■ **TASK MATERIAL**:
★ ★ ★
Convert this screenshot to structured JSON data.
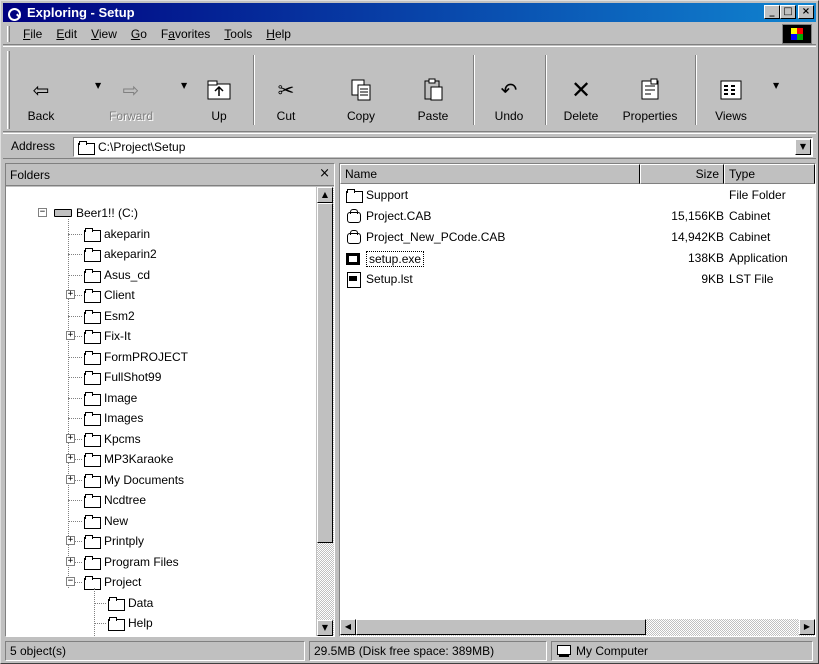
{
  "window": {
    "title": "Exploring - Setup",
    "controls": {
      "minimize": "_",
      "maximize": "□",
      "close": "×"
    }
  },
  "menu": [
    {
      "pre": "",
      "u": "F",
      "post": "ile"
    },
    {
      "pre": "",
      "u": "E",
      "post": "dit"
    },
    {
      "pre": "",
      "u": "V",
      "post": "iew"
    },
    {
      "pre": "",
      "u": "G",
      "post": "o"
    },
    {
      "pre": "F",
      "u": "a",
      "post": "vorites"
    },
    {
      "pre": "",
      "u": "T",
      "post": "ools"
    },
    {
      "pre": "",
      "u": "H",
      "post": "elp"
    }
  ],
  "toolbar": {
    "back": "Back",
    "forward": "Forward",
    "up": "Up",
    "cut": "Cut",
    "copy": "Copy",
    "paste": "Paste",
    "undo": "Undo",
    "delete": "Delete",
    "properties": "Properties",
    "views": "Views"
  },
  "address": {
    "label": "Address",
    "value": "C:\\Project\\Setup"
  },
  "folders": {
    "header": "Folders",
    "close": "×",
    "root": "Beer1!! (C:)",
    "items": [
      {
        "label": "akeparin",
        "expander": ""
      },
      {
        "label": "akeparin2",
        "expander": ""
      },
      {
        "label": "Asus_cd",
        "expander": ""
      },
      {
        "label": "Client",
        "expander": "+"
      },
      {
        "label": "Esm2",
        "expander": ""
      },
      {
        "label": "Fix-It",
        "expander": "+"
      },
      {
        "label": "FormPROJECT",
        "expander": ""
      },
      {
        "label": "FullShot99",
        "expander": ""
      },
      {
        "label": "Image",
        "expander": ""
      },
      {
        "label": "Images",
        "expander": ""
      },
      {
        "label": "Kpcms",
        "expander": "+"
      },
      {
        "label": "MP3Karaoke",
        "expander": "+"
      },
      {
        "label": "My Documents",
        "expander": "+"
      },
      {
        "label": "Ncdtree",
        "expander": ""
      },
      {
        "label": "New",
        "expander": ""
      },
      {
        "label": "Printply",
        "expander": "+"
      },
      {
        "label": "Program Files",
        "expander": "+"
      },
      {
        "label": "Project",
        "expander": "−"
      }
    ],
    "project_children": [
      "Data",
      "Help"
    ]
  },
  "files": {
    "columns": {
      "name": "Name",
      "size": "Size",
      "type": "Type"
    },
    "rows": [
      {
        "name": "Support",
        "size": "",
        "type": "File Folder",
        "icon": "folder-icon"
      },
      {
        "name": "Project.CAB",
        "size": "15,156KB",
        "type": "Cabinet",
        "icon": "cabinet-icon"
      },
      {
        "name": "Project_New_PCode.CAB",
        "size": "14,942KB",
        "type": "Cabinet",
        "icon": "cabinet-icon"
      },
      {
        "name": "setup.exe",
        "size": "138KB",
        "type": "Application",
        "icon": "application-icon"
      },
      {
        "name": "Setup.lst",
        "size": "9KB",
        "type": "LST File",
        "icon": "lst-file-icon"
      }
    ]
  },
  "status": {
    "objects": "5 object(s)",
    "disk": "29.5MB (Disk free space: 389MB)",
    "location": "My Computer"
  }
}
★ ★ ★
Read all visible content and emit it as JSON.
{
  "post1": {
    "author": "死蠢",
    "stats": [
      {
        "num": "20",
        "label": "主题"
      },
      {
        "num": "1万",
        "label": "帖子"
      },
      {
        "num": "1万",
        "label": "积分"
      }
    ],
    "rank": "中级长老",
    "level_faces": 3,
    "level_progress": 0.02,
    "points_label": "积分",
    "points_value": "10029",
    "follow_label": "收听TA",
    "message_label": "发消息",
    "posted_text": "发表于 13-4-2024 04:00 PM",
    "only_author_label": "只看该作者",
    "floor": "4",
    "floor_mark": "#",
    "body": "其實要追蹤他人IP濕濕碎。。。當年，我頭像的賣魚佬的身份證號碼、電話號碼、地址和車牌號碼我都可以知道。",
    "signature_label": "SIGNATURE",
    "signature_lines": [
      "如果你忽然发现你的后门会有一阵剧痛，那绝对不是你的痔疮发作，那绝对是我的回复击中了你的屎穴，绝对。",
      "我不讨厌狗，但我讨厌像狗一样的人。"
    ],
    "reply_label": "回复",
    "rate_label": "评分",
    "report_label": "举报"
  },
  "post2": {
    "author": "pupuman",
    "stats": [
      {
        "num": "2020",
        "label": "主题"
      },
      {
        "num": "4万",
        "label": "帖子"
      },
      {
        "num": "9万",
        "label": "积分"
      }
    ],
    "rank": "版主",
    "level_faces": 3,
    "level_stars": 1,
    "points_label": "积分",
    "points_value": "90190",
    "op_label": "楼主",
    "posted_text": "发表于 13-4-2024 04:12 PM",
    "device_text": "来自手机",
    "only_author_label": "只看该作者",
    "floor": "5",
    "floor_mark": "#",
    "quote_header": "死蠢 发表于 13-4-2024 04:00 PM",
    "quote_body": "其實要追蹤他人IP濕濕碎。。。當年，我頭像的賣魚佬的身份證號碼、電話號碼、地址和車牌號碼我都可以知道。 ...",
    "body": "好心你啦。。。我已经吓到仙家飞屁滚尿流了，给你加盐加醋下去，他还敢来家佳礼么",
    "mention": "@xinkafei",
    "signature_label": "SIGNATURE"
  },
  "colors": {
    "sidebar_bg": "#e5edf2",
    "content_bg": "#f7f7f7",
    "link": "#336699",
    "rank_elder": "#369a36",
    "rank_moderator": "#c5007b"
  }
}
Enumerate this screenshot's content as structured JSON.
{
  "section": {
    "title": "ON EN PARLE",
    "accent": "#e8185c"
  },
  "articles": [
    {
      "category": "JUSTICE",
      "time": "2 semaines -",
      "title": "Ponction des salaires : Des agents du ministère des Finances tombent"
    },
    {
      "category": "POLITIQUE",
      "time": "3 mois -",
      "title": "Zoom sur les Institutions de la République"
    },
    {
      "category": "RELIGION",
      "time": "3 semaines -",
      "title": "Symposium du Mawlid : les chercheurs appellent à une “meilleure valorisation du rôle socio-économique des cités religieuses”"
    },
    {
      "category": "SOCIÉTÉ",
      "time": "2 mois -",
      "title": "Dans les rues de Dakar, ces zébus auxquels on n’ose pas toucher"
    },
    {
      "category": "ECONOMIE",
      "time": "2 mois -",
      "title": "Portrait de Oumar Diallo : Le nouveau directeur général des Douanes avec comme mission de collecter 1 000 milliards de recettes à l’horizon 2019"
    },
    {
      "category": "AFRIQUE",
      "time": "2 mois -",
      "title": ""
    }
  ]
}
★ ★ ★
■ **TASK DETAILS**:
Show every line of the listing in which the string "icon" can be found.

■ **RESULT BELOW**:
        "icon": "folder-icon"
        "icon": "cabinet-icon"
        "icon": "cabinet-icon"
        "icon": "application-icon"
        "icon": "lst-file-icon"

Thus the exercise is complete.